This brings us to two tried and true approaches to computer graphics and other kinds of visual presentation: the notion of separating presentation from content, and the model-view-controller paradigm that was first made well know by Xerox Parc. The two ideas are intimately related. The separation of presentation and content means, simply, that one can distinguish the essential facts and data about some event or region from any form of presentation about that event or region. I may know the location and geometry of a road, e.g. the path of the road centerline (this is the content), but not bind this a priori to a particular form of visual presentation. This means my information about the road’s geometry does not contain information about line weights or line symbology that might be used in a graphical display. In a more trivial example, content might just be text, while the presentation information, such as the type font, size, and colour, would be maintained separately. Why do this? Think again about the H1N1 Flu map. Both the artist’s map and the Google map would presumably rely on the same base information, namely the location, severity, etc., of the reported flu cases. This is the content. By separating this from the presentation of that content, we can then readily imagine various “styles” that interpret that content and hence present it in different ways. The difference then between the Google map and the artist’s map is not content, but the styling mechanism used to develop the presentation.

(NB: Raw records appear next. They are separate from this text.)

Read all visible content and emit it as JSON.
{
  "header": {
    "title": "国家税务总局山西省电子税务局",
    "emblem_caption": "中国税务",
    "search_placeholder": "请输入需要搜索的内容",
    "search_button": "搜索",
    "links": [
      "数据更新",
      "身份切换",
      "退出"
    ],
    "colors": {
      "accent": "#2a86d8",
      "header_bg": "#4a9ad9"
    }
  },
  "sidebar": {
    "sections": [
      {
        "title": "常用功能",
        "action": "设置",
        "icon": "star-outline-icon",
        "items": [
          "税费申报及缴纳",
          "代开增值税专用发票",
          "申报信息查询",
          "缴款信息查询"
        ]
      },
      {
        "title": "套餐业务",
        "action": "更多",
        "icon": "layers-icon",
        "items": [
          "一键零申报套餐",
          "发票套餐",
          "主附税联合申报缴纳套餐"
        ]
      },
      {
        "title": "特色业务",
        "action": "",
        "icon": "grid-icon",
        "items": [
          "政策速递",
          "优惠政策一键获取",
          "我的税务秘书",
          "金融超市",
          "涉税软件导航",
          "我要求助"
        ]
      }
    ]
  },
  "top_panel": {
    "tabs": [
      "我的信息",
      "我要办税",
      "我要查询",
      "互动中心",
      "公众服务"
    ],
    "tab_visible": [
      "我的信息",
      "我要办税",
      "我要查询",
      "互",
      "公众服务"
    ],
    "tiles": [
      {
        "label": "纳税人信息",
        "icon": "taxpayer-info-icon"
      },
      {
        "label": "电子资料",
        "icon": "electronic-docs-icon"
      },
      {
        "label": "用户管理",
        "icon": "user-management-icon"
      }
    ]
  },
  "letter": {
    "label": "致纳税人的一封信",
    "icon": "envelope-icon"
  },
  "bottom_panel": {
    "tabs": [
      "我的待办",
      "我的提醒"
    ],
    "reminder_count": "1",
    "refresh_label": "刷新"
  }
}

The model-view-controller (MVC) paradigm deals more with software design, but attacks the same fundamental issue. Suppose one is interested in the graphical display of, and interaction with, a building. MVC says to separate the model (and the maintenance of the model) of the building, from the views of the building, and to further separate both of these elements from software component called a controller for interacting with the building. Imagine the building as something very simple such as a rectilinear solid. This can be very simply represented as a rectilinear solid with a particular location and orientation. This is the building content. Through our controller we can change the elements of the model, i.e. move it to a different position, change its orientation, etc. The view enables us to look at the building model. We might present it in an orthographic projection or in some kind of perspective. This is the presentation. Again we are separating presentation from content.

Think of the importance of these simple ideas for collaboration. Suppose two (or more) groups of people interact with one another through a shared presentation (e.g. they share a screen image across the Internet) such as WebEx or NetMeeting. If one of them rotates the building, it will be some time before that operation is conveyed to all of the participants since the presentation (image) is quite large and needs to be computed and then transmitted to everyone. Contrast this with the use of an MVC approach in which only the model is shared and each participant’s software handles the view generation and provides a local controller. With such an approach, real time collaboration becomes very easy to accomplish.

The bottom line here is that, in our migration from the days of cartography (to understand this further look at the type of drawings and maps that appeared in Diderot’s Encyclopedie), we have forgotten much of the value of maps as communication tools. It is my belief that we are entering a new era of using maps (including navigable 3D maps) in which this idea can be enriched and taken to an entirely new level. We just have to think harder, and not lose the message in the medium (apologies to Marshall McLuhan).

Antique Map of America